§ Task instructions
Could you print the data that follows exactly as given?

§ Dataset items
......
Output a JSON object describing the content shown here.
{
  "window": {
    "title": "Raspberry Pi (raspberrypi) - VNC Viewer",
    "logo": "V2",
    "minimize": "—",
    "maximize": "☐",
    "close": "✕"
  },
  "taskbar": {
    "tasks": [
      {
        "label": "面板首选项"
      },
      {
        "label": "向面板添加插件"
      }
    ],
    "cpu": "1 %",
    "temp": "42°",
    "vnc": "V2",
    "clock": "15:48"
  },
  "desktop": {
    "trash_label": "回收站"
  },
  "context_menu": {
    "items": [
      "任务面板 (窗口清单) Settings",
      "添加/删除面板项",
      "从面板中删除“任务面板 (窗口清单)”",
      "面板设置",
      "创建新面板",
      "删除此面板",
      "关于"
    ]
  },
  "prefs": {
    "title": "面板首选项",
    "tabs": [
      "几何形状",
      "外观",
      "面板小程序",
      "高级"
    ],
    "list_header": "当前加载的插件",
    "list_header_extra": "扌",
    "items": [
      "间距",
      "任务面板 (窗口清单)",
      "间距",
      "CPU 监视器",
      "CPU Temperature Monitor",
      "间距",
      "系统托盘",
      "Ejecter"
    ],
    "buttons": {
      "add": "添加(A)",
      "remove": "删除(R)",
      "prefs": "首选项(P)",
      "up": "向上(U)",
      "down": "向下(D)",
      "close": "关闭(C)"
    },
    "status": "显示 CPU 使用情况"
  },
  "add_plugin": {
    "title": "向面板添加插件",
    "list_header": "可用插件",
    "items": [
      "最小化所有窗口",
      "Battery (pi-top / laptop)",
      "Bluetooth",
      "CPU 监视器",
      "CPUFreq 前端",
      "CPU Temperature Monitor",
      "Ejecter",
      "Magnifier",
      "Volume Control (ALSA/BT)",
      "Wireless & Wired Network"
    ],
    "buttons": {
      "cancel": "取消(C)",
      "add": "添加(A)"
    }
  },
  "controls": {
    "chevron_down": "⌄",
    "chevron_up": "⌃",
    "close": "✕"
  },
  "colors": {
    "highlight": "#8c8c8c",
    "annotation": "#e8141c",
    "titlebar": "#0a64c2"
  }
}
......
§ Solution for this problem
Output a JSON object describing the content shown here.
{
  "window": {
    "title": "Raspberry Pi (raspberrypi) - VNC Viewer",
    "logo": "V2",
    "minimize": "—",
    "maximize": "☐",
    "close": "✕"
  },
  "taskbar": {
    "tasks": [
      {
        "label": "面板首选项"
      },
      {
        "label": "向面板添加插件"
      }
    ],
    "cpu": "1 %",
    "temp": "42°",
    "vnc": "V2",
    "clock": "15:48"
  },
  "desktop": {
    "trash_label": "回收站"
  },
  "context_menu": {
    "items": [
      "任务面板 (窗口清单) Settings",
      "添加/删除面板项",
      "从面板中删除“任务面板 (窗口清单)”",
      "面板设置",
      "创建新面板",
      "删除此面板",
      "关于"
    ]
  },
  "prefs": {
    "title": "面板首选项",
    "tabs": [
      "几何形状",
      "外观",
      "面板小程序",
      "高级"
    ],
    "list_header": "当前加载的插件",
    "list_header_extra": "扌",
    "items": [
      "间距",
      "任务面板 (窗口清单)",
      "间距",
      "CPU 监视器",
      "CPU Temperature Monitor",
      "间距",
      "系统托盘",
      "Ejecter"
    ],
    "buttons": {
      "add": "添加(A)",
      "remove": "删除(R)",
      "prefs": "首选项(P)",
      "up": "向上(U)",
      "down": "向下(D)",
      "close": "关闭(C)"
    },
    "status": "显示 CPU 使用情况"
  },
  "add_plugin": {
    "title": "向面板添加插件",
    "list_header": "可用插件",
    "items": [
      "最小化所有窗口",
      "Battery (pi-top / laptop)",
      "Bluetooth",
      "CPU 监视器",
      "CPUFreq 前端",
      "CPU Temperature Monitor",
      "Ejecter",
      "Magnifier",
      "Volume Control (ALSA/BT)",
      "Wireless & Wired Network"
    ],
    "buttons": {
      "cancel": "取消(C)",
      "add": "添加(A)"
    }
  },
  "controls": {
    "chevron_down": "⌄",
    "chevron_up": "⌃",
    "close": "✕"
  },
  "colors": {
    "highlight": "#8c8c8c",
    "annotation": "#e8141c",
    "titlebar": "#0a64c2"
  }
}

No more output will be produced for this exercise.